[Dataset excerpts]
◇ ◇ ◇

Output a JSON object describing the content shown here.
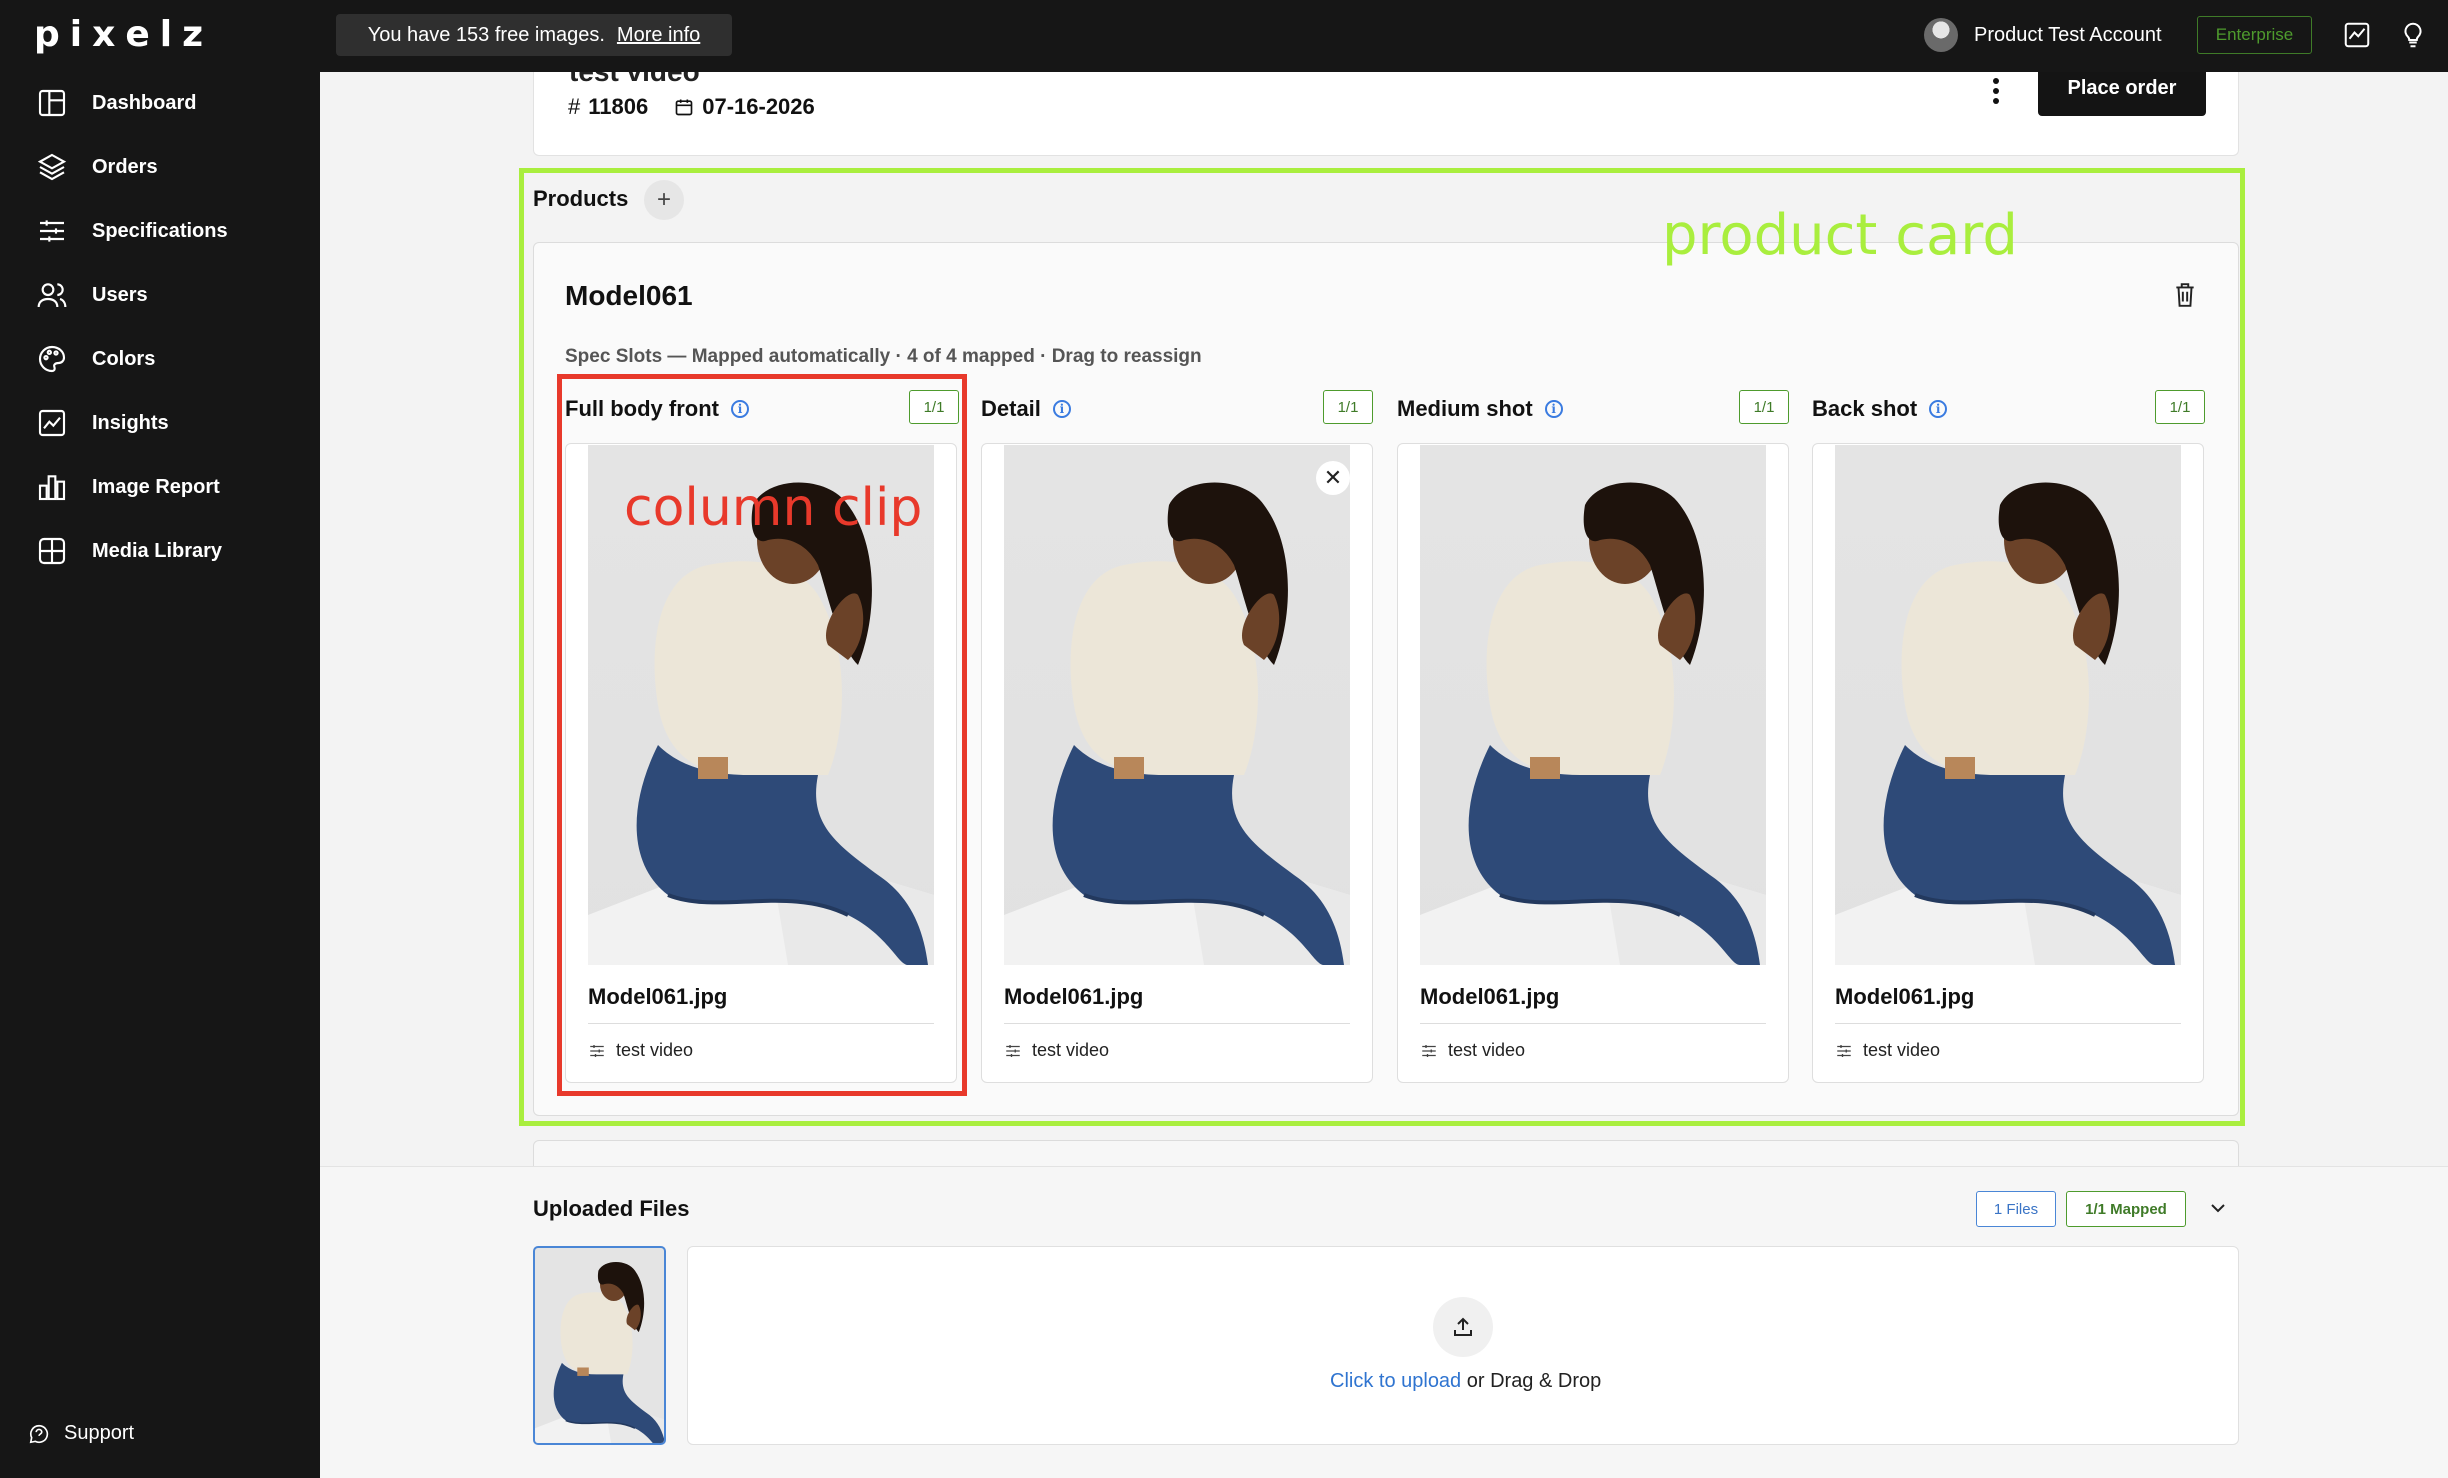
{
  "app": {
    "logo": "pixelz"
  },
  "topbar": {
    "banner_text": "You have 153 free images.",
    "banner_link": "More info",
    "account_name": "Product Test Account",
    "plan_badge": "Enterprise"
  },
  "sidebar": {
    "items": [
      {
        "label": "Dashboard",
        "icon": "dashboard-icon"
      },
      {
        "label": "Orders",
        "icon": "layers-icon"
      },
      {
        "label": "Specifications",
        "icon": "sliders-icon"
      },
      {
        "label": "Users",
        "icon": "users-icon"
      },
      {
        "label": "Colors",
        "icon": "palette-icon"
      },
      {
        "label": "Insights",
        "icon": "chart-icon"
      },
      {
        "label": "Image Report",
        "icon": "bar-chart-icon"
      },
      {
        "label": "Media Library",
        "icon": "grid-icon"
      }
    ],
    "support_label": "Support"
  },
  "order": {
    "title": "test video",
    "number": "11806",
    "date": "07-16-2026",
    "place_order_label": "Place order"
  },
  "products": {
    "label": "Products",
    "add_label": "+",
    "card": {
      "model": "Model061",
      "spec_line": "Spec Slots — Mapped automatically · 4 of 4 mapped · Drag to reassign",
      "slots": [
        {
          "name": "Full body front",
          "count": "1/1",
          "file": "Model061.jpg",
          "tag": "test video"
        },
        {
          "name": "Detail",
          "count": "1/1",
          "file": "Model061.jpg",
          "tag": "test video"
        },
        {
          "name": "Medium shot",
          "count": "1/1",
          "file": "Model061.jpg",
          "tag": "test video"
        },
        {
          "name": "Back shot",
          "count": "1/1",
          "file": "Model061.jpg",
          "tag": "test video"
        }
      ]
    }
  },
  "uploaded": {
    "title": "Uploaded Files",
    "files_badge": "1 Files",
    "mapped_badge": "1/1 Mapped",
    "upload_link": "Click to upload",
    "upload_rest": " or Drag & Drop"
  },
  "annotations": {
    "product_card": "product card",
    "column_clip": "column clip"
  },
  "colors": {
    "annotation_green": "#a9ee3e",
    "annotation_red": "#e8392b",
    "link_blue": "#2f74d0",
    "badge_green": "#3f7b28"
  }
}
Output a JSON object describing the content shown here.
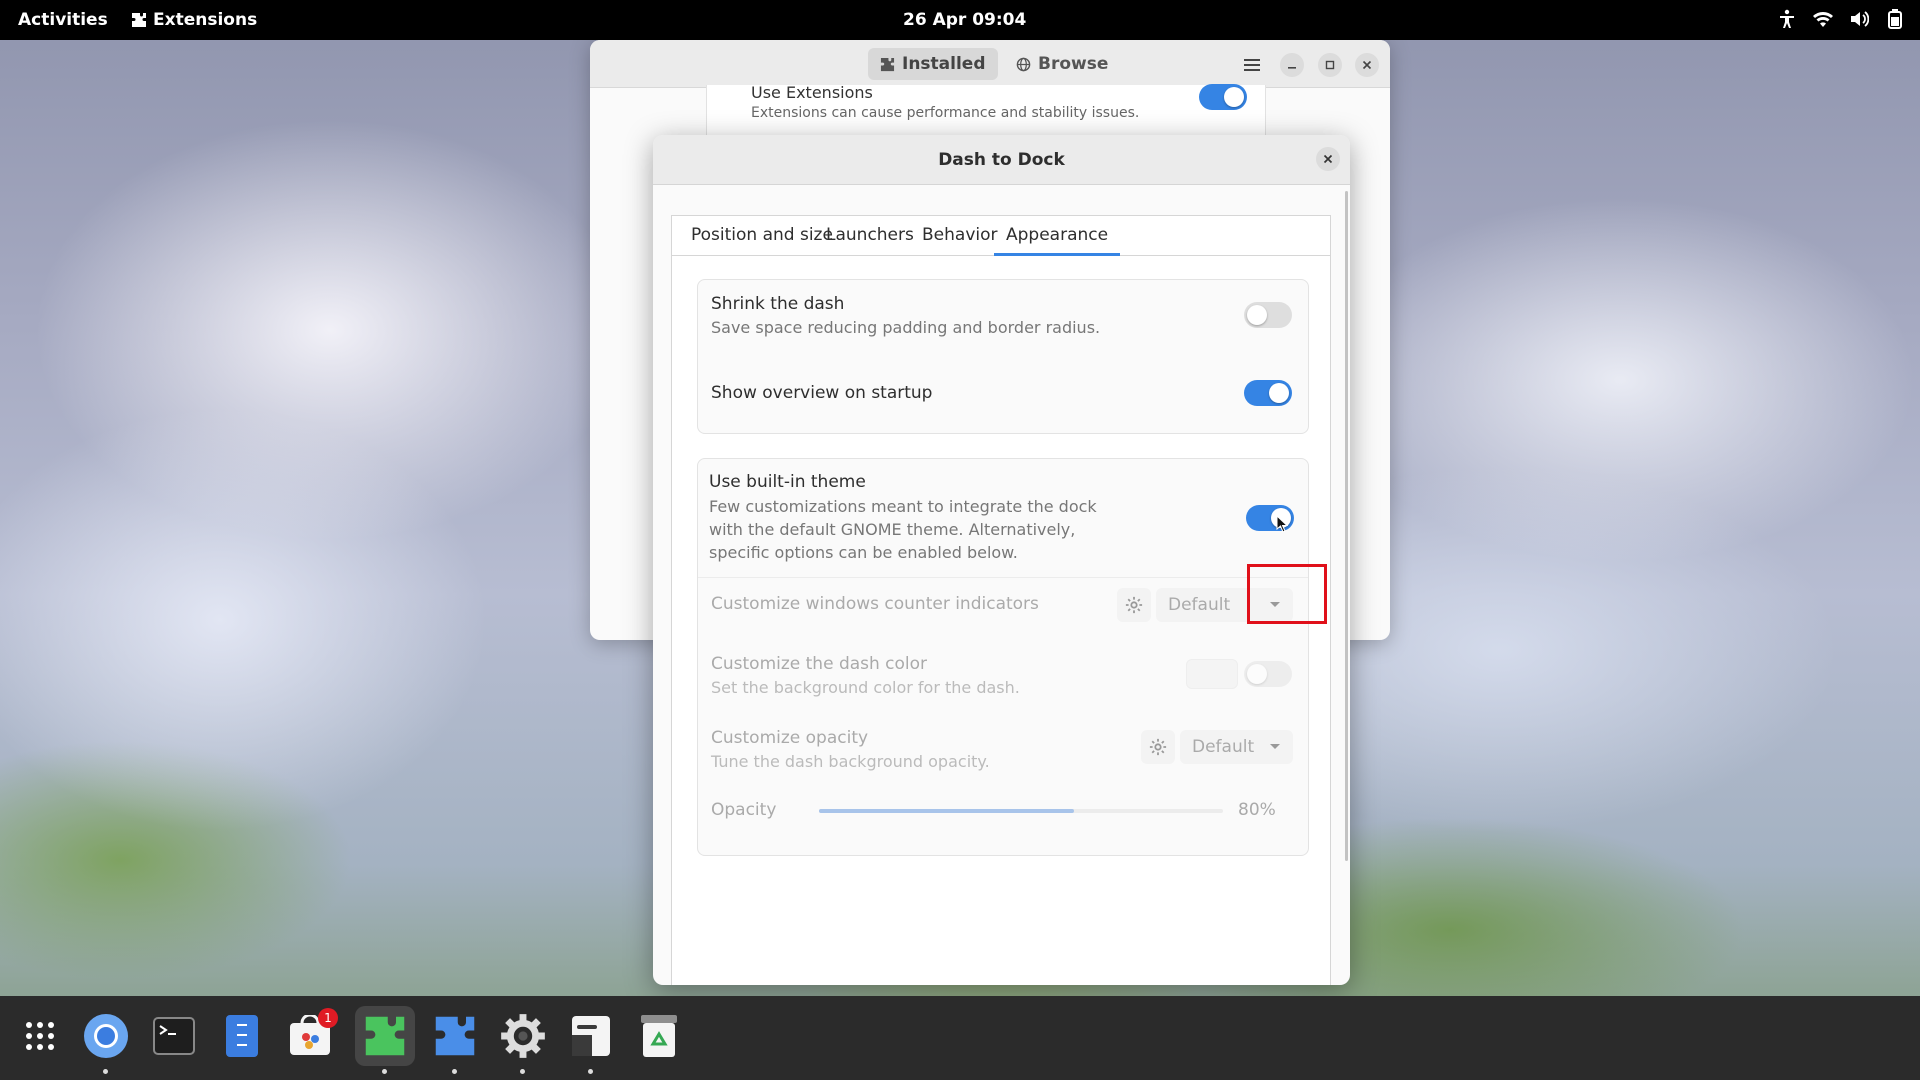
{
  "topbar": {
    "activities": "Activities",
    "app_name": "Extensions",
    "clock": "26 Apr  09:04",
    "icons": [
      "accessibility-icon",
      "wifi-icon",
      "volume-icon",
      "battery-icon"
    ]
  },
  "extensions_window": {
    "tabs": [
      {
        "label": "Installed",
        "icon": "puzzle-icon",
        "active": true
      },
      {
        "label": "Browse",
        "icon": "globe-icon",
        "active": false
      }
    ],
    "use_extensions": {
      "title": "Use Extensions",
      "subtitle": "Extensions can cause performance and stability issues.",
      "enabled": true
    }
  },
  "dialog": {
    "title": "Dash to Dock",
    "tabs": [
      "Position and size",
      "Launchers",
      "Behavior",
      "Appearance"
    ],
    "active_tab": "Appearance",
    "group1": {
      "shrink": {
        "title": "Shrink the dash",
        "subtitle": "Save space reducing padding and border radius.",
        "enabled": false
      },
      "overview": {
        "title": "Show overview on startup",
        "enabled": true
      }
    },
    "group2": {
      "builtin_theme": {
        "title": "Use built-in theme",
        "subtitle_lines": [
          "Few customizations meant to integrate the dock",
          "with the default GNOME theme. Alternatively,",
          "specific options can be enabled below."
        ],
        "enabled": true
      },
      "counter": {
        "title": "Customize windows counter indicators",
        "value": "Default"
      },
      "dash_color": {
        "title": "Customize the dash color",
        "subtitle": "Set the background color for the dash.",
        "enabled": false
      },
      "opacity_mode": {
        "title": "Customize opacity",
        "subtitle": "Tune the dash background opacity.",
        "value": "Default"
      },
      "opacity": {
        "label": "Opacity",
        "value_text": "80%",
        "fraction": 0.8
      }
    }
  },
  "dock": {
    "items": [
      {
        "name": "app-grid-icon",
        "running": false
      },
      {
        "name": "chromium-icon",
        "running": true
      },
      {
        "name": "terminal-icon",
        "running": false
      },
      {
        "name": "text-editor-icon",
        "running": false
      },
      {
        "name": "software-icon",
        "running": false,
        "badge": "1"
      },
      {
        "name": "extensions-icon",
        "running": true
      },
      {
        "name": "extension-manager-icon",
        "running": true
      },
      {
        "name": "settings-icon",
        "running": true
      },
      {
        "name": "sticky-notes-icon",
        "running": true
      },
      {
        "name": "trash-icon",
        "running": false
      }
    ]
  },
  "colors": {
    "accent": "#3584e4",
    "highlight": "#e0101a"
  }
}
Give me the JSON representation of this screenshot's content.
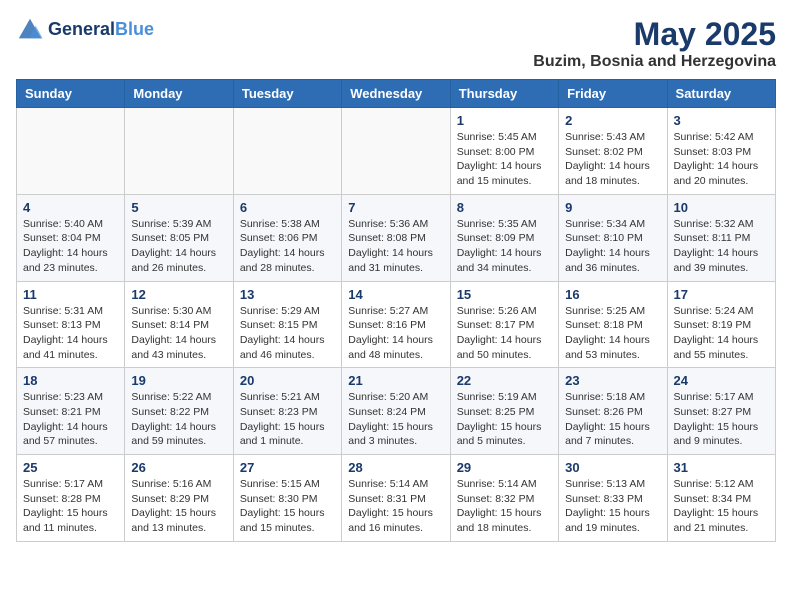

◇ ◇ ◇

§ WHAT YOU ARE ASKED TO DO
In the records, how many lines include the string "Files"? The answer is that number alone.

§ PROBLEM SOLUTION
2